Lanp by VALON is a vintage & antique used clothing store that has a variety of stylish and affordable early 20th century items. Their carefully selected hat collection is especially worth checking out.
Where: 2-25-8 Kitazawa, Setagaya, Tokyo
Business Hours: Mon to Sun, noon to 8 p.m.
Tucked away on the second floor of a quiet street, you can find a thrift dream for all those on a tight budget. This secondhand shop sells all its used clothing, accessories and DIY fashion items for¥700+tax, making it one of the cheapest secondhand stores in Tokyo.
Take a look at their range of unique blouses, T-shirts in every shade and coats to spice up your closet. If you want to be on-trend, we advise you to check out their men’s section for that oversized look.
Where: 2−14-16 Kitazawa, 2F, Setagaya-ku, Tokyo
Business Hours: Mon to Sun, 11 a.m. to 9 p.m.
Named after Tom Waits’s famous song, this second-hand clothing store is inspired by flea markets in the 40s-80s in Europe and America. The store has two locations in Tokyo—Koenji and Shimokitazawa— and with daily arrivals in both shops, there won’t be any shortcomings for all those old-fashioned and accessory lovers who dream of a nostalgic vintage atmosphere.
From mid 20th century inspired jewelry to accessories like Long pearl necklaces, bold Art Deco colors, faux gemstones, cloche hats and beaded evening dresses inspired by ‘flappers’, a little trip to heaven is a one-way ticket to vintage paradise.
Where: 2−26−19, Hills 2, Kitazawa, Setagaya-ku, Tokyo
Business Hours: Mon to Sun, 11 a.m. to 9.30 p.m.
Where: 4-24-7, 1F, Koenjiminami, Suginami, Tokyo
Business Hours: Mon to Sun, 11.30 a.m. to 9.30 p.m.
In a sea of vintage shops, it might be difficult to find a budget-friendly used clothing store when it comes to luxurious items. 2nd Street is one of the well-known second-hand stores among locals with multiple locations around Japan. This store is a go-to for locals and dedicated thrifters, looking for retail items for a reasonable price.
During the winter days, this is the best place to shop for affordable sweaters, jumpers, outerwear, and pants. In spring and summer, they stock on various dresses, skirts, shorts and a variety of blouses and t-shirts for every personal style.
Where: 4-26-4 Jingumae, Shibuya, Tokyo
Business Hours: Mon to Sun, 11 a.m. to 9 p.m.

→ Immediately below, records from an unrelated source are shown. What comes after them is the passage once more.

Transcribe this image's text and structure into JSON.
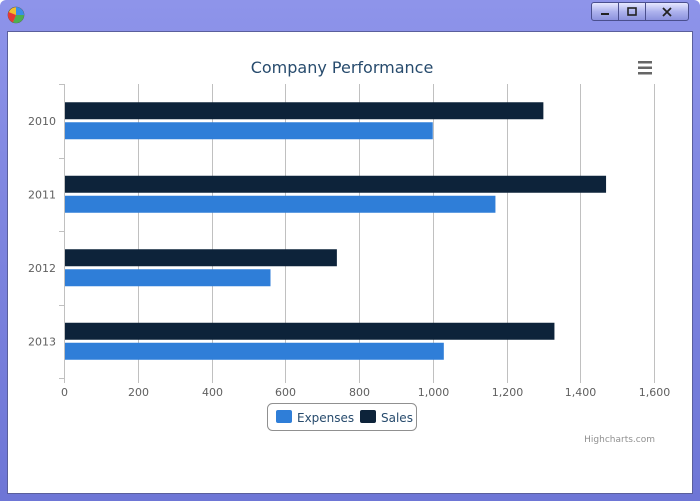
{
  "window": {
    "icon": "pie-chart-icon",
    "controls": [
      "minimize-icon",
      "maximize-icon",
      "close-icon"
    ]
  },
  "chart_menu_icon": "hamburger-menu-icon",
  "colors": {
    "expenses": "#2f7ed8",
    "sales": "#0d233a",
    "grid": "#c0c0c0",
    "title": "#274b6d",
    "axis_text": "#606060"
  },
  "chart_data": {
    "type": "bar",
    "orientation": "horizontal",
    "title": "Company Performance",
    "categories": [
      "2010",
      "2011",
      "2012",
      "2013"
    ],
    "series": [
      {
        "name": "Sales",
        "values": [
          1300,
          1470,
          740,
          1330
        ]
      },
      {
        "name": "Expenses",
        "values": [
          1000,
          1170,
          560,
          1030
        ]
      }
    ],
    "xlim": [
      0,
      1600
    ],
    "tick_labels": [
      "0",
      "200",
      "400",
      "600",
      "800",
      "1,000",
      "1,200",
      "1,400",
      "1,600"
    ],
    "grid": true,
    "legend": {
      "placement": "bottom-center",
      "items": [
        "Expenses",
        "Sales"
      ]
    },
    "credits": "Highcharts.com"
  }
}
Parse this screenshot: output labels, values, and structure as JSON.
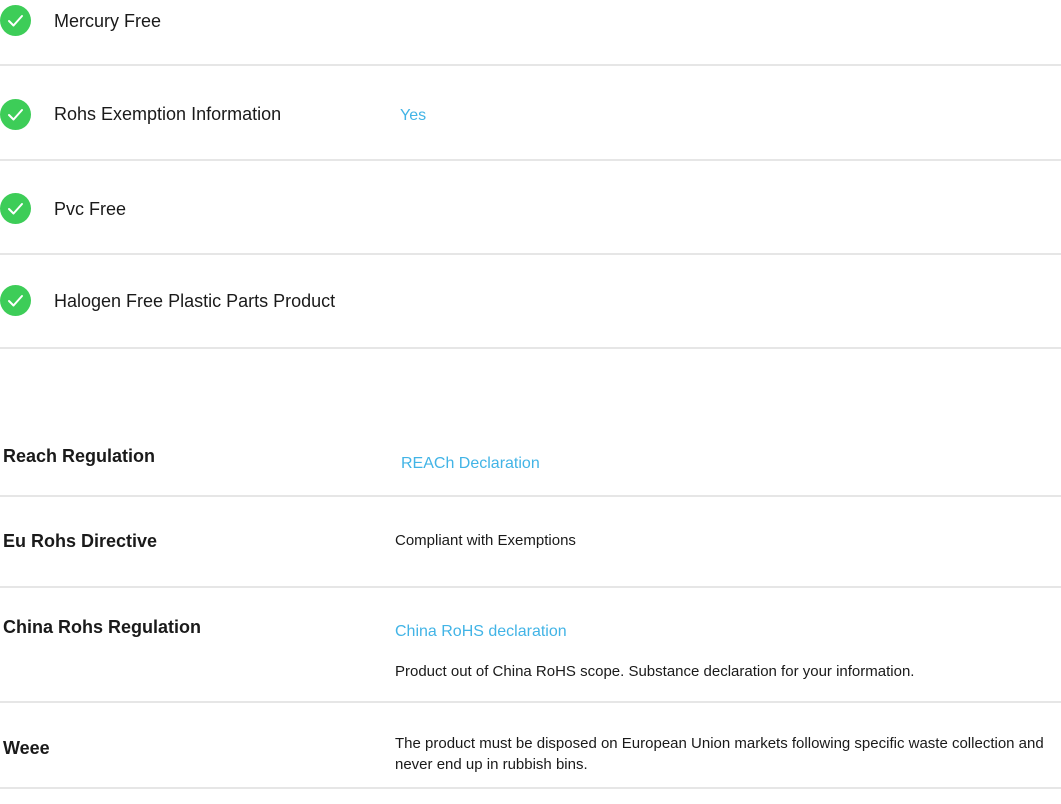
{
  "icons": {
    "check": "check-circle-icon",
    "check_color": "#3dcd58",
    "link_color": "#42b4e6"
  },
  "features": [
    {
      "label": "Mercury Free",
      "value": ""
    },
    {
      "label": "Rohs Exemption Information",
      "value": "Yes"
    },
    {
      "label": "Pvc Free",
      "value": ""
    },
    {
      "label": "Halogen Free Plastic Parts Product",
      "value": ""
    }
  ],
  "regulations": [
    {
      "label": "Reach Regulation",
      "link": "REACh Declaration",
      "text": ""
    },
    {
      "label": "Eu Rohs Directive",
      "link": "",
      "text": "Compliant with Exemptions"
    },
    {
      "label": "China Rohs Regulation",
      "link": "China RoHS declaration",
      "text": "Product out of China RoHS scope. Substance declaration for your information."
    },
    {
      "label": "Weee",
      "link": "",
      "text": "The product must be disposed on European Union markets following specific waste collection and never end up in rubbish bins."
    }
  ]
}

Making the shift into a more environmentally friendly is not easy, a good start is letting go of all the clothes you don’t wear anymore. So why not earn some extra coins while you are at it? With multiple locations in Tokyo, Treasure Factory Style offers you not only the option to buy used clothing but also to sell your unwanted fashion items. Note this service is only available for residents in Japan.
They have a variety of outwear pieces: from trench/coats, puffer/leather jackets all the way to blazers, you name it!
Where: 2−3−9, 1F, Kitazawa, Setagaya-ku, Tokyo
Business Hours: Mon to Sun, 10 a.m to 9 p.m.
With two locations in Shimokitazawa, Sukonbu is a store that sells handmade jewelry of local artists. Both stores are curated with tiny cubes, in which each artist displays their handwork. By purchasing local artist goods, you encourage small businesses and simultaneously promote economic growth within your community.
Check out their hand-crafted earring pieces for yourself or as a special gift.
Setagaya 1st Branch
Where: 2−13−7, Kitazawa, Setagaya-ku, Tokyo
Business Hours: Mon to Sun, Noon to 8 pm
Setagaya 2nd Branch
Where: 2-25-8, Kitazawa, Setagaya-ku, Tokyo
Business Hours: Mon to Sun, Noon to 8 p.m.
As you can see there are many options for you to update your wardrobe without breaking your account and it comes with the environmental benefits of sticking with conscious consumerism rather than opting for a fast-fashion favorite. We hope this has been a helpful guide for your transition to a greener wardrobe.